PROBLEM REQUIREMENTS.
Across the data below, count every line where the string "обрезки" appears. Answer with the number alone.

---------- EXERCISE INPUTS

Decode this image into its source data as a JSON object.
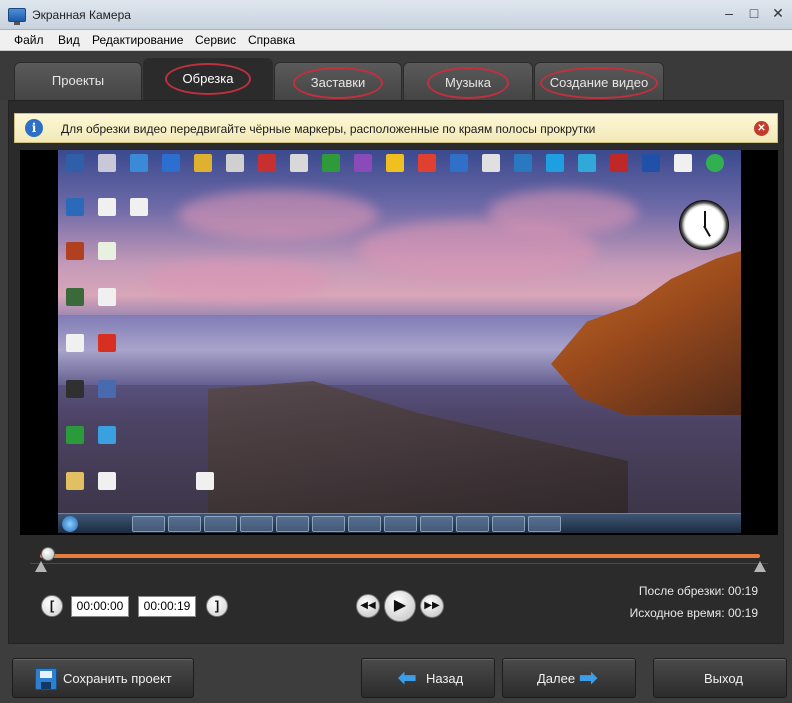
{
  "window": {
    "title": "Экранная Камера"
  },
  "menu": {
    "items": [
      "Файл",
      "Вид",
      "Редактирование",
      "Сервис",
      "Справка"
    ]
  },
  "tabs": [
    {
      "label": "Проекты"
    },
    {
      "label": "Обрезка"
    },
    {
      "label": "Заставки"
    },
    {
      "label": "Музыка"
    },
    {
      "label": "Создание видео"
    }
  ],
  "info": {
    "text": "Для обрезки видео передвигайте чёрные маркеры, расположенные по краям полосы прокрутки"
  },
  "trim": {
    "start_time": "00:00:00",
    "end_time": "00:00:19",
    "after_trim_label": "После обрезки:",
    "after_trim_value": "00:19",
    "original_label": "Исходное время:",
    "original_value": "00:19",
    "playback_position": 0.0
  },
  "buttons": {
    "save_project": "Сохранить проект",
    "back": "Назад",
    "next": "Далее",
    "exit": "Выход"
  },
  "colors": {
    "accent_track": "#e57b3c",
    "highlight_circle": "#c0303e",
    "info_bg": "#f8f0c6"
  }
}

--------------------

TASK SOLUTION.
2